Location: Edmonton, Alberta, Canada
Posts: 960
Received 5 Likes on 5 Posts
Originally Posted by letsgetthisdone View Post
Very cool man. I'll be considering an E-car once a better mfg comes out with one. The tesla's are cool, but sitting in them I feel likt eh quality isn't there for the price point, especially since the Edrive stuff is no more expensive to make than a gas engine.

Lucas brought his to the last half mile event. It was fun to consistently clikk off 135mph passes in it, and it definitely handles well.
Completely agree on the quality to price point for the Performance. The lower trims it could be acceptable. It still feels well put together compared to the average midsize car but not as good as a new M3 of comparable price. It was really hard for me to justify buying the Performance but ultimately I decided either I buy the Performance for track mode or don't buy it at all. MPP offered me a compromise with the LR rwd version they have, which is to buy that and then disable the VSC with their black box. But I wanted the awd.

The cost of building the motor may not be expensive, but Tesla has THE best EV drivetrain tech on the market. Their motors are smaller, lighter, and more powerful than any other EV. And they have the best/smallest/lightest/most powerful inverters, which is the real key to putting down a lot of power. And of course their tuning of the awd system is again probably the best. So the cost of manufacturing it may be low but its not unfair to charge a premium for the best equipment on the market.
deeman101 is offline  
Old May 18, 2019, 06:12 PM
  #10  
Evolved Member
iTrader: (1)
 
letsgetthisdone's Avatar
 
Join Date: Oct 2013
Location: Las Vegas
Posts: 12,198
Received 690 Likes on 653 Posts
Originally Posted by deeman101
Completely agree on the quality to price point for the Performance. The lower trims it could be acceptable. It still feels well put together compared to the average midsize car but not as good as a new M3 of comparable price. It was really hard for me to justify buying the Performance but ultimately I decided either I buy the Performance for track mode or don't buy it at all. MPP offered me a compromise with the LR rwd version they have, which is to buy that and then disable the VSC with their black box. But I wanted the awd.

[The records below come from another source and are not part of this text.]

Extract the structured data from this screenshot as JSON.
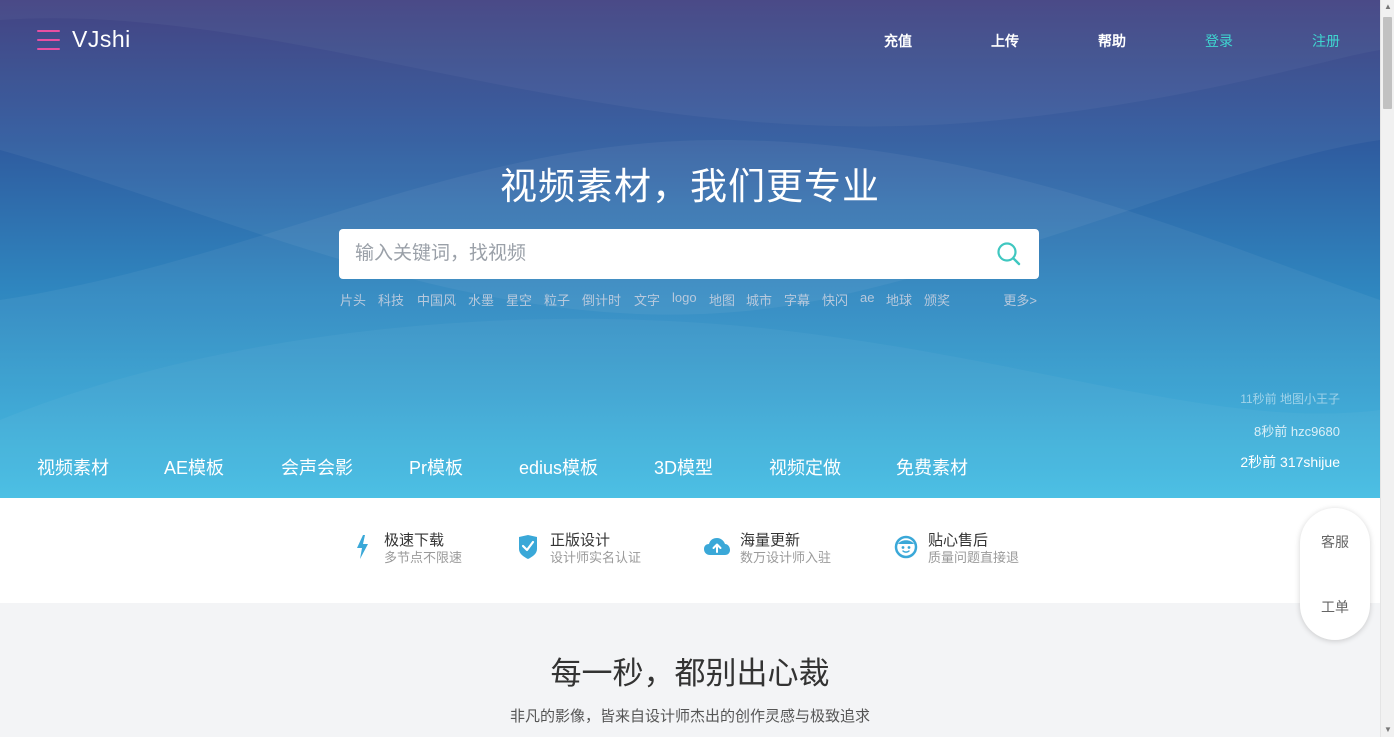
{
  "brand": {
    "name": "VJshi",
    "accent_color": "#e84fa2"
  },
  "topnav": {
    "items": [
      {
        "label": "充值"
      },
      {
        "label": "上传"
      },
      {
        "label": "帮助"
      },
      {
        "label": "登录"
      },
      {
        "label": "注册"
      }
    ],
    "accent_color": "#3fd6d0"
  },
  "hero": {
    "headline": "视频素材，我们更专业",
    "search_placeholder": "输入关键词，找视频",
    "hotwords": [
      "片头",
      "科技",
      "中国风",
      "水墨",
      "星空",
      "粒子",
      "倒计时",
      "文字",
      "logo",
      "地图",
      "城市",
      "字幕",
      "快闪",
      "ae",
      "地球",
      "颁奖"
    ],
    "more_label": "更多>"
  },
  "activity": [
    {
      "text": "11秒前 地图小王子"
    },
    {
      "text": "8秒前 hzc9680"
    },
    {
      "text": "2秒前 317shijue"
    }
  ],
  "categories": [
    "视频素材",
    "AE模板",
    "会声会影",
    "Pr模板",
    "edius模板",
    "3D模型",
    "视频定做",
    "免费素材"
  ],
  "features": [
    {
      "icon": "lightning-icon",
      "title": "极速下载",
      "subtitle": "多节点不限速"
    },
    {
      "icon": "shield-check-icon",
      "title": "正版设计",
      "subtitle": "设计师实名认证"
    },
    {
      "icon": "cloud-upload-icon",
      "title": "海量更新",
      "subtitle": "数万设计师入驻"
    },
    {
      "icon": "smile-face-icon",
      "title": "贴心售后",
      "subtitle": "质量问题直接退"
    }
  ],
  "feature_icon_color": "#3aa8d8",
  "section": {
    "title": "每一秒，都别出心裁",
    "subtitle": "非凡的影像，皆来自设计师杰出的创作灵感与极致追求"
  },
  "float_service": {
    "service_label": "客服",
    "ticket_label": "工单"
  }
}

The cost of building the motor may not be expensive, but Tesla has THE best EV drivetrain tech on the market. Their motors are smaller, lighter, and more powerful than any other EV. And they have the best/smallest/lightest/most powerful inverters, which is the real key to putting down a lot of power. And of course their tuning of the awd system is again probably the best. So the cost of manufacturing it may be low but its not unfair to charge a premium for the best equipment on the market.
None of the other Ecars are really performance minded. Their current competition is a Chevy volt and Nissan Leaf lol
letsgetthisdone is offline  
Old May 18, 2019, 09:35 PM
  #11  
Evolved Member
 
Biggiesacks's Avatar
 
Join Date: Aug 2005
Location: The Bay Area
Posts: 3,403
Received 219 Likes on 209 Posts
Until the Taycan anyway.
Biggiesacks is offline  
 


Thread Tools
Search this Thread

Contact Us - About Us - Archive - Advertising - Cookie Policy - Privacy Statement - Terms of Service

© 2019 MH Sub I, LLC dba Internet Brands

We are a participant in the Amazon Services LLC Associates Program, an affiliate advertising program designed to provide a means for us to earn fees by linking to Amazon.com and affiliated sites.